Highlights: Released Off-White x Nike collabs on the Dunk, Air Force 1, Waffle Racer, Zoom Street and Terra Kiger, Created performance footwear and apparel for the likes of golfer Brooks Koepka and tennis star Serena Williams, Released celebrated sneakers and held celebrated fashion shows for Louis Vuitton, Collaborated with Futura, IKEA, Evian, A$AP Mob, Chicago Transit Authority, The Simpsons, Apple Music and MR PORTER, Had “Figures of Speech” Exhibit at MCA Chicago, DJ’d at Coachella, Something in the Water, Ultra Europe, DJ Residency at Wynn Las Vegas, Signed with Paris-based design studio Galerie Kreo, Debuted new music from Drake, Swae Lee and A$AP Rocky, Won designboom Award for “Communication” for his work with Off-White and Louis Vuitton.
Highlights: Debuted Louis Vuitton and Off-White S/S and F/W collections respectively, released Off-White x Nike/Jordan Brand collabs on the Air Rubber Dunk in 3 colorways, Air Jordan 4 “Sail”, Air Jordan 5 “Sail” and “Black”, as well as an apparel capsule.
Collaborated with Nigo on a Louis Vuitton collection, Jacob & Co., Vitra, Stussy for 40th Anniversary World Tour tee, Evian, Futura, Kid Cudi for “Leader of the Delinquents” Merch, DGK skateboards, Mercedes-Benz on a G-Class redesign, and Cleveland Clinic on tees and facemasks.
Designed a Louis Vuitton skate shoe for Lucien Clarke, Westside Gunn’s “Pray For Paris” album cover, LV apparel and accessories collaboration with the NBA, redesigned the basketball court at the Garfield Park Boys and Girls Club in Chicago, launched the “POST-MODERN” scholarship fund, directed Pop Smoke’s “Shake the Room” video, launched and helped design the Off-White Miami Design District Store.
2020 was a rough year for most of us due to COVID-19 but Virgil continued on in his projects and collaborations, working with designers and creatives he idolized such as Nigo on their collaborative LV2 collection.
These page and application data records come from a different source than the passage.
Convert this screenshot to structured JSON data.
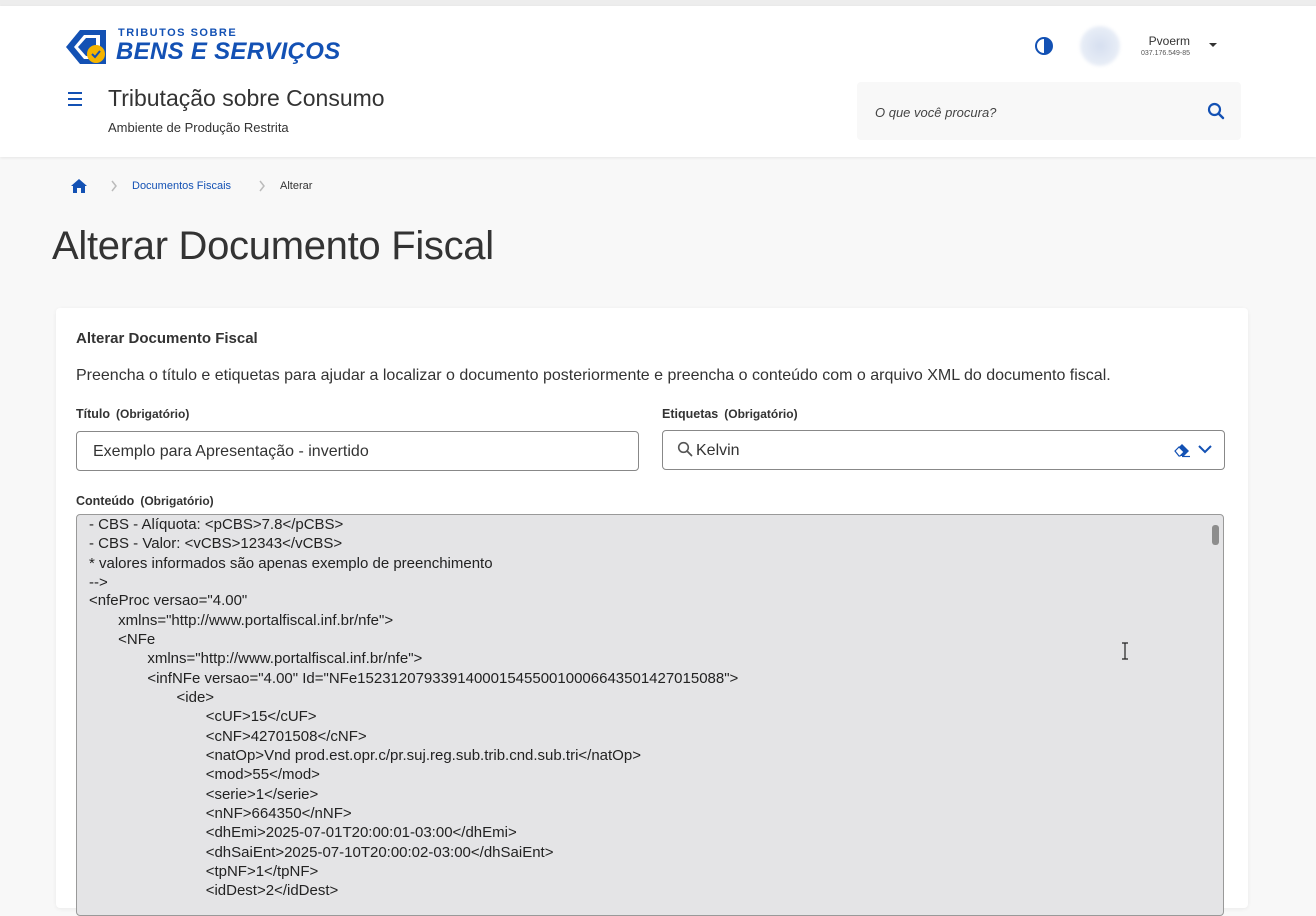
{
  "brand": {
    "small": "TRIBUTOS SOBRE",
    "big": "BENS E SERVIÇOS",
    "colors": {
      "primary": "#1351b4",
      "accent": "#f5b400"
    }
  },
  "header": {
    "app_title": "Tributação sobre Consumo",
    "app_subtitle": "Ambiente de Produção Restrita",
    "search_placeholder": "O que você procura?",
    "contrast_icon": "contrast-icon",
    "user": {
      "name": "Pvoerm",
      "id": "037.176.549-85"
    }
  },
  "breadcrumb": {
    "items": [
      "Documentos Fiscais"
    ],
    "current": "Alterar"
  },
  "page": {
    "title": "Alterar Documento Fiscal"
  },
  "form": {
    "card_title": "Alterar Documento Fiscal",
    "description": "Preencha o título e etiquetas para ajudar a localizar o documento posteriormente e preencha o conteúdo com o arquivo XML do documento fiscal.",
    "titulo_label": "Título",
    "titulo_required": "(Obrigatório)",
    "titulo_value": "Exemplo para Apresentação - invertido",
    "etiquetas_label": "Etiquetas",
    "etiquetas_required": "(Obrigatório)",
    "etiquetas_value": "Kelvin",
    "conteudo_label": "Conteúdo",
    "conteudo_required": "(Obrigatório)",
    "conteudo_lines": [
      "- CBS - Alíquota: <pCBS>7.8</pCBS>",
      "- CBS - Valor: <vCBS>12343</vCBS>",
      "* valores informados são apenas exemplo de preenchimento",
      "-->",
      "<nfeProc versao=\"4.00\"",
      "       xmlns=\"http://www.portalfiscal.inf.br/nfe\">",
      "       <NFe",
      "              xmlns=\"http://www.portalfiscal.inf.br/nfe\">",
      "              <infNFe versao=\"4.00\" Id=\"NFe15231207933914000154550010006643501427015088\">",
      "                     <ide>",
      "                            <cUF>15</cUF>",
      "                            <cNF>42701508</cNF>",
      "                            <natOp>Vnd prod.est.opr.c/pr.suj.reg.sub.trib.cnd.sub.tri</natOp>",
      "                            <mod>55</mod>",
      "                            <serie>1</serie>",
      "                            <nNF>664350</nNF>",
      "                            <dhEmi>2025-07-01T20:00:01-03:00</dhEmi>",
      "                            <dhSaiEnt>2025-07-10T20:00:02-03:00</dhSaiEnt>",
      "                            <tpNF>1</tpNF>",
      "                            <idDest>2</idDest>"
    ]
  }
}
Abloh always stayed true to his skateboarding and streetwear roots, elevating skate shoes and working with Stevie Williams’ DGK on a collaborative skateboard deck collection, even as the artistic director of Louis Vuitton Men’s.
Highlights: Released “Something’s Off” with Nike, Off-White x Nike Air Force 1 Low “University Gold”, “The 50” Off-White x Nike Dunk Low collection, Off-White x Nike Air Zoom Tempo NEXT% in 3 colorways as well as an apparel collection for the Tokyo Olympics, and the Off-White Air Jordan 2 Low.
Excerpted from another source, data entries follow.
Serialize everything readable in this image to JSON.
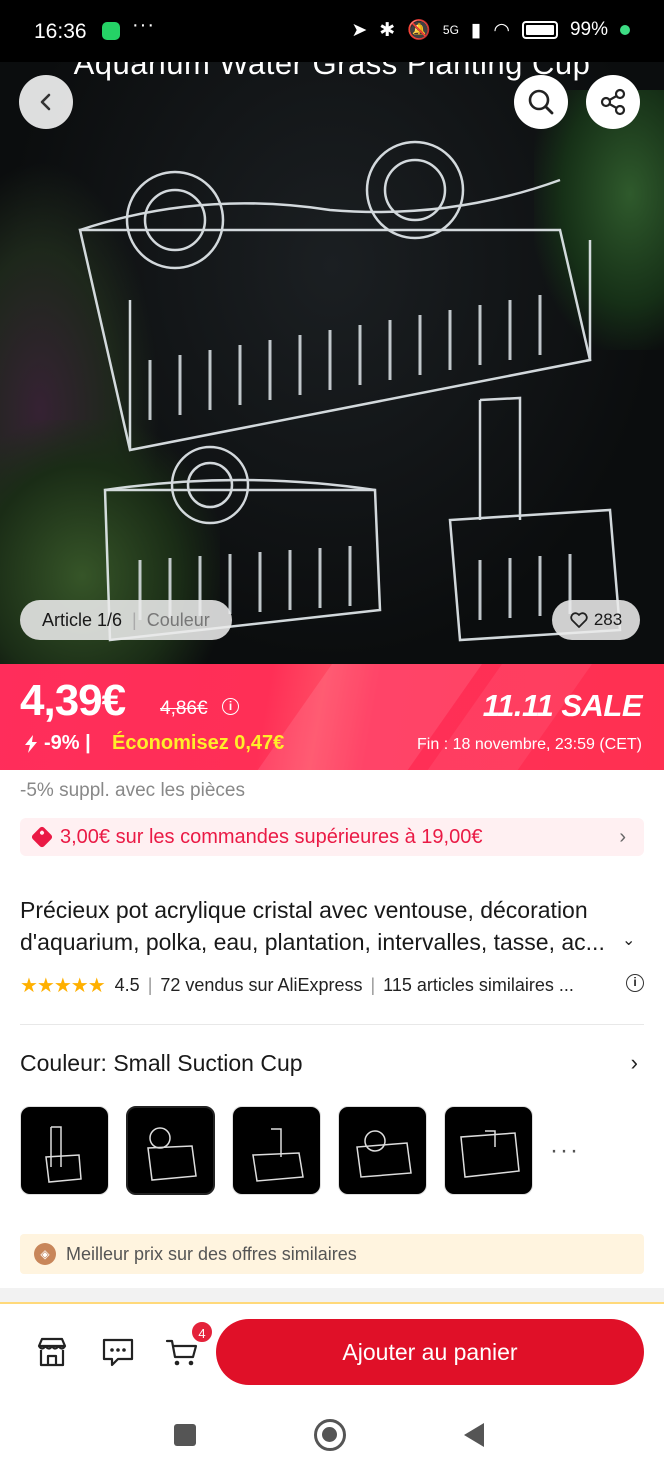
{
  "status_bar": {
    "time": "16:36",
    "dots": "···",
    "network": "5G",
    "battery": "99%"
  },
  "hero": {
    "image_title": "Aquarium Water Grass Planting Cup",
    "article_label": "Article 1/6",
    "variant_label": "Couleur",
    "likes": "283"
  },
  "price": {
    "current": "4,39€",
    "original": "4,86€",
    "discount": "-9% |",
    "savings": "Économisez 0,47€",
    "sale_label": "11.11 SALE",
    "sale_end": "Fin :  18 novembre, 23:59 (CET)",
    "coins_note": "-5% suppl. avec les pièces",
    "coupon": "3,00€ sur les commandes supérieures à 19,00€"
  },
  "product": {
    "title": "Précieux pot acrylique cristal avec ventouse, décoration d'aquarium, polka, eau, plantation, intervalles, tasse, ac...",
    "rating": "4.5",
    "stars": "★★★★★",
    "sold": "72 vendus sur AliExpress",
    "similar": "115 articles similaires ..."
  },
  "variant": {
    "label": "Couleur: Small Suction Cup",
    "more": "···"
  },
  "best_price": {
    "text": "Meilleur prix sur des offres similaires"
  },
  "bottom_bar": {
    "cart_count": "4",
    "add_to_cart": "Ajouter au panier"
  },
  "colors": {
    "accent_red": "#e01028",
    "banner_pink": "#ff2f56",
    "savings_yellow": "#ffee2a",
    "coupon_red": "#ea1a45",
    "star_gold": "#ffb000"
  }
}
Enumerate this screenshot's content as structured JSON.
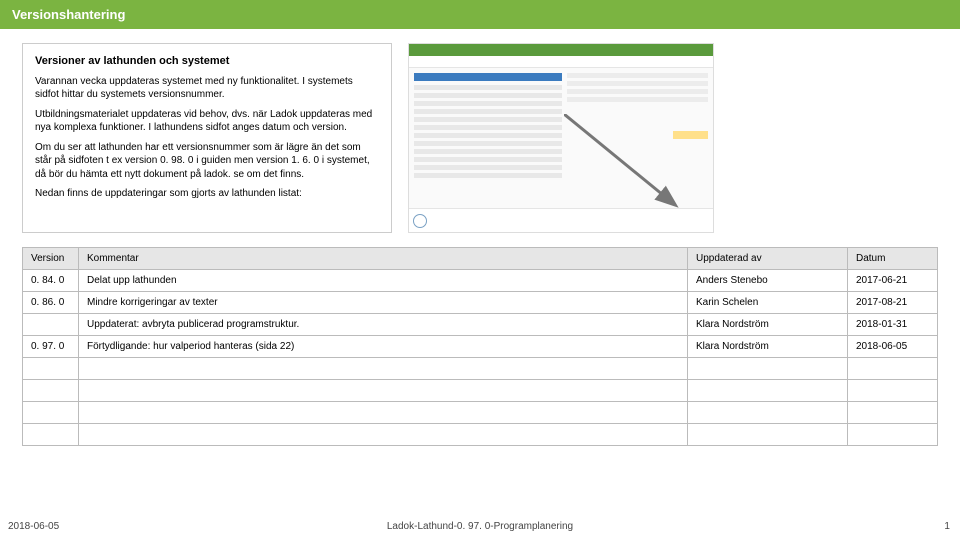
{
  "header": {
    "title": "Versionshantering"
  },
  "intro": {
    "heading": "Versioner av lathunden och systemet",
    "p1": "Varannan vecka uppdateras systemet med ny funktionalitet. I systemets sidfot hittar du systemets versionsnummer.",
    "p2": "Utbildningsmaterialet uppdateras vid behov, dvs. när Ladok uppdateras med nya komplexa funktioner. I lathundens sidfot anges datum och version.",
    "p3": "Om du ser att lathunden har ett versionsnummer som är lägre än det som står på sidfoten t ex version 0. 98. 0 i guiden men version 1. 6. 0 i systemet, då bör du hämta ett nytt dokument på ladok. se om det finns.",
    "p4": "Nedan finns de uppdateringar som gjorts av lathunden listat:"
  },
  "table": {
    "headers": {
      "version": "Version",
      "comment": "Kommentar",
      "updated_by": "Uppdaterad av",
      "date": "Datum"
    },
    "rows": [
      {
        "version": "0. 84. 0",
        "comment": "Delat upp lathunden",
        "updated_by": "Anders Stenebo",
        "date": "2017-06-21"
      },
      {
        "version": "0. 86. 0",
        "comment": "Mindre korrigeringar av texter",
        "updated_by": "Karin Schelen",
        "date": "2017-08-21"
      },
      {
        "version": "",
        "comment": "Uppdaterat: avbryta publicerad programstruktur.",
        "updated_by": "Klara Nordström",
        "date": "2018-01-31"
      },
      {
        "version": "0. 97. 0",
        "comment": "Förtydligande: hur valperiod hanteras (sida 22)",
        "updated_by": "Klara Nordström",
        "date": "2018-06-05"
      },
      {
        "version": "",
        "comment": "",
        "updated_by": "",
        "date": ""
      },
      {
        "version": "",
        "comment": "",
        "updated_by": "",
        "date": ""
      },
      {
        "version": "",
        "comment": "",
        "updated_by": "",
        "date": ""
      },
      {
        "version": "",
        "comment": "",
        "updated_by": "",
        "date": ""
      }
    ]
  },
  "footer": {
    "date": "2018-06-05",
    "center": "Ladok-Lathund-0. 97. 0-Programplanering",
    "page": "1"
  }
}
Brought his “Figures of Speech” Exhibition to ICA Boston and Qatar. Collaborated with Evian, Dover Street Market, Don C/Just Don, Braun, Jacob & Co., Theophilus London for Off-White, Pioneer, The MET, Mercedes-Maybach on “Project Maybach”, Nigo LV2 collection, and Louis Vuitton x NBA collection.
Debuted Off-White’s first full eyewear collection, as well as skincare collection with AMOREPACIFIC. Abloh was named Visiting Professor at Royal College of Art, and launched Off-White’s flagship Paris location.
Shortly after his passing, Louis Vuitton announced the posthumous presentation of Abloh’s S/S 2022 collection in Miami.
The influence and gravity that Virgil Abloh has seemed to be growing by the day. The much forgotten about Air Jordan 2 has a huge resurgence thanks to Abloh and he continued to build out Off-White and LV into different spheres and industries as the respective brands have collaborated with brands and companies.
Virgil was a disruptor and a total game-changer in every industry he delved himself into was a curious designer and had a sense of fearlessness that most of us wish we had. “The Ten” collection changed the sneaker industry forever and his continuous collaborations with brands and other creatives is why collabs have moved past sneakers, but other industries as well. The legacy and DNA of Virgil Abloh will continue on through not just his collaborators, but the people he’s inspired to move in a different way and think outside the box.
I know what you’re thinking, is he ever gonna fall off?
Word to the Jiggaman and Premo on “So Ghetto,” The Life and Times of Virgil Abloh will live on forever.